Explore the innovations behind a new generation of fashion designers.
The program has an acceptance rate of approximately 10% per year making it a high level program to access based on talent.
Initiated by Parsons alumna Donna Karan, the program has received support from major names in fashion such as Diane von Furstenberg, Swarovski, Uniqlo, and Kering.
The two-year program combines intensive studio-based projects with research and exploration, which fosters experimentation, providing students with the design and research skills they need to become successful in the field, including a critical awareness for self-development and growth. The program helps students develop an understanding of the global, ecological, and business contexts of their work.
Born into a family that owns a clothing factory, it was quite natural for Xiang Gao to choose fashion as a creative endeavour.
The city’s many galleries were source point of inspiration for Xiang’s thesis collection, for which she looked at various artists such as David Hockney, Matisse and Edward Hopper, alongside her own life experiences.

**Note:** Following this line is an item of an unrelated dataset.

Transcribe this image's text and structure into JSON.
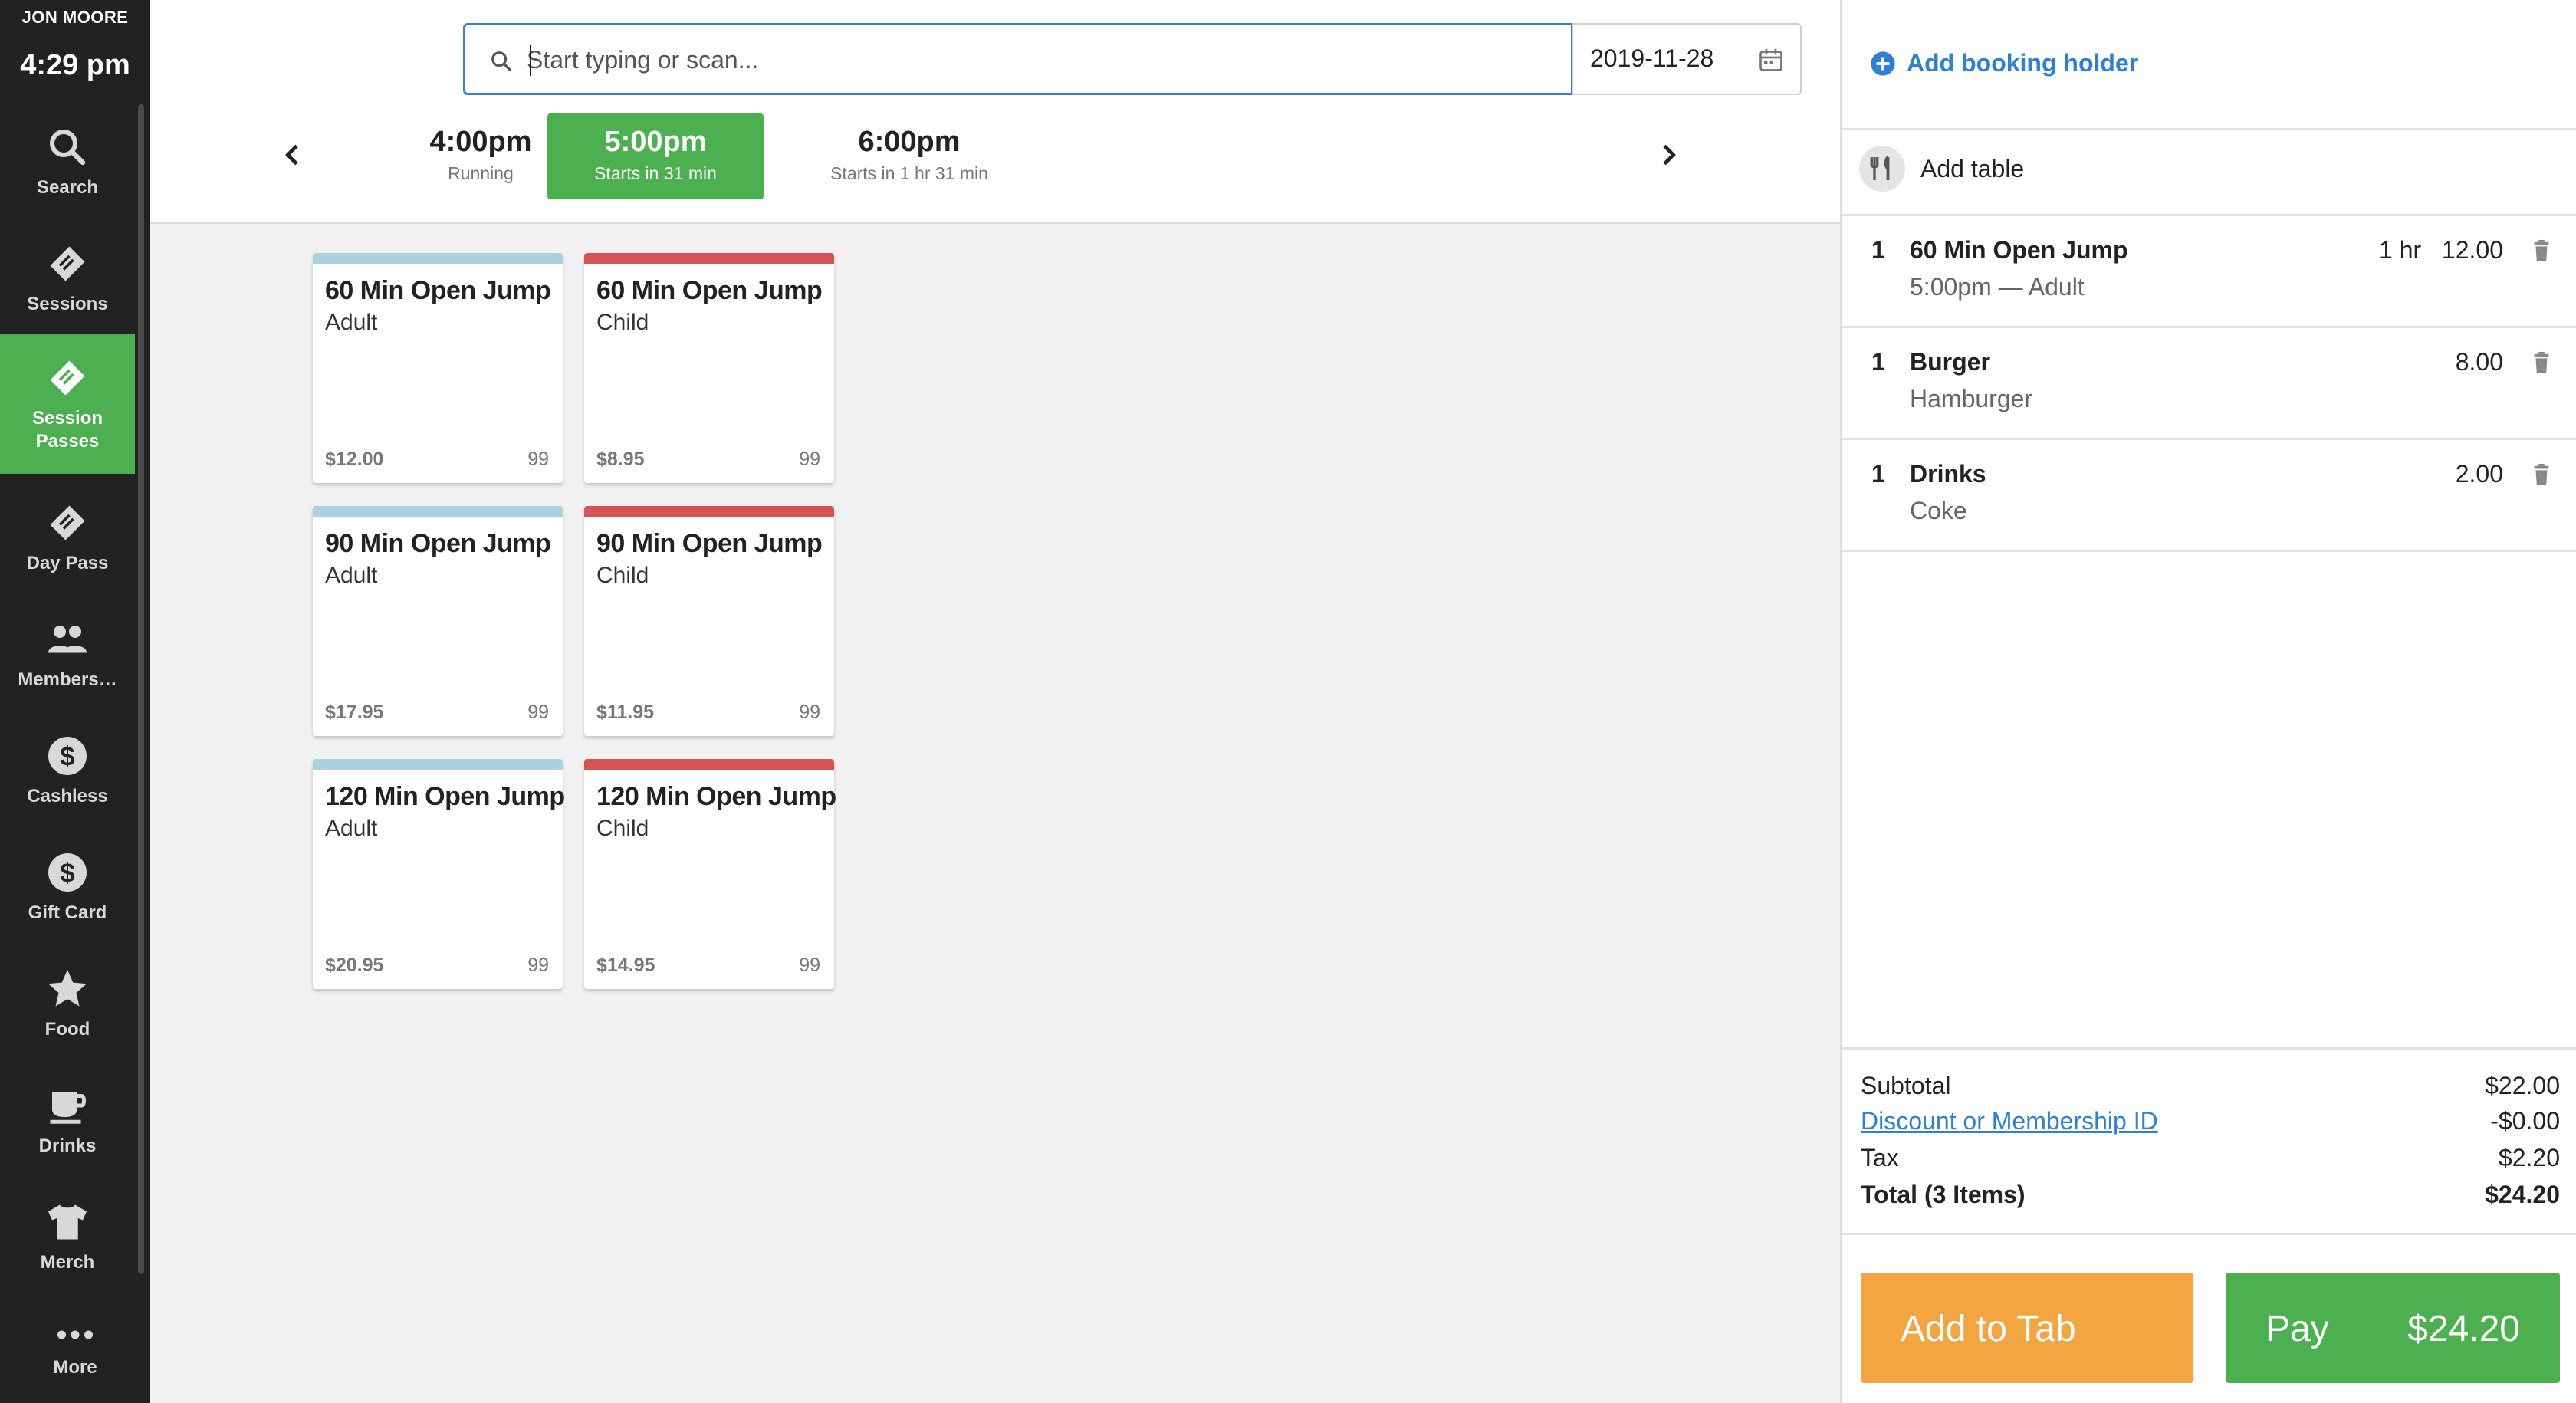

Xiang also considered different artistic techniques such as wood block printing and sketching, to investigate how certain artists have drawn people in the past, and to examine how to build a 3D vision on something flat. This made Xiang think about how she could personally use knitting techniques in order to “present the feeling of drawing in knit,” as well as the volume of the garments themselves.
Being the only American in the MFA Fashion Design and Society program was the starting point of her thesis collection. It enabled her to see her own culture through the eyes of others – coming to NYC from all over the world – and made her question her own identity as ‘American’. Jessie ended up asking friends and family to help her develop an ‘American’ identity through clothing, by giving her one garment. The only parameter set, was that they couldn’t wish for the article of clothing to be returned to them. What did she receive? T-shirts with Mickey Mouse and Coca Cola on them, alongside raw materials for the collection.
She is an emerging womenswear designer. Her eclectic aesthetic is translated in her textiles explorations of embroidery, embellishment and silk-screening printing coupled with her anarchic combinations of colours. She believes in comfortable luxury and draw strong inspirations from sportswear and contemporary art.
Her label has been widely seen in the fashion press, both national (Australia) and international. Mook was sponsored by Swarovski Elements in her 'Libertine' Graduate collection and has recently been mentioned in Vogue Italia, Vogue Talents September 2014 issue as one of the 200 emerging talents.
Emerging knitwear designer. Anna Marie Gruber’s slick youthful designs: skin-tight, above-the-knee dresses with sheer paneling and color-blocked linear graphics. Although extremely minimal — nearly all the looks were all white — it brought a true Nineties sensibility to the lineup.
For him, "fashion is the ultimate form of contemporary culture. It is the appearance of philosophy, aesthetics, politic of a time and in a way, by taking a part of it, we are creating history".
“This collection was based around machines and engineering, the clothes were constructed by cutting and joining individual pieces to produce repurposed looks. I have always been curious about how machines function, my father and I used to disassemble mechanical structures then put them back together, sometimes replacing a component to change its function. I like to think this method can produce similarly interesting outcomes if applied to fashion design.”
“For this collection, I was inspired by a story about the origins of the Japanese traditional mending technique, kintsugi. The story tells of a warlord who found beauty in porcelain, fixed with staples, an idea which I felt resonated with my personal aesthetic and sensibility. I felt compelled to interpret it into my own vision. I used the Japanese sakiori technique to create recycled fabric by collecting cut off jean legs and then shredding them into strings and weaving together again to make new jeans.”
Snow Xue Gao
Snow Xue Gao’s work focuses on tailoring and draping. Her ready-to-wear collection focuses on combining, tailoring, and draping the garment. Twist, pinch, and tie-up; those draping actions gradually become the inspiration and the concept towards Snow’s design. Snow twists, conceptually and literally, her eastern roots with the western culture she is constantly surrounded by.
Born and raised in Siberia, Russia, Jahnkoy is a New York based visual artist. Her work draws upon found materials and ready-made clothing to illustrate her ideas around consumerism, racial and cultural inequality, crafts and the political and economic restraints that surround it. She sees fashion as a powerful force to raise questions about the sustainability of the actual fashion system and seeks to bring awareness and raise consciousness among consumers about alternative, more viable modes of production, distribution and consumption.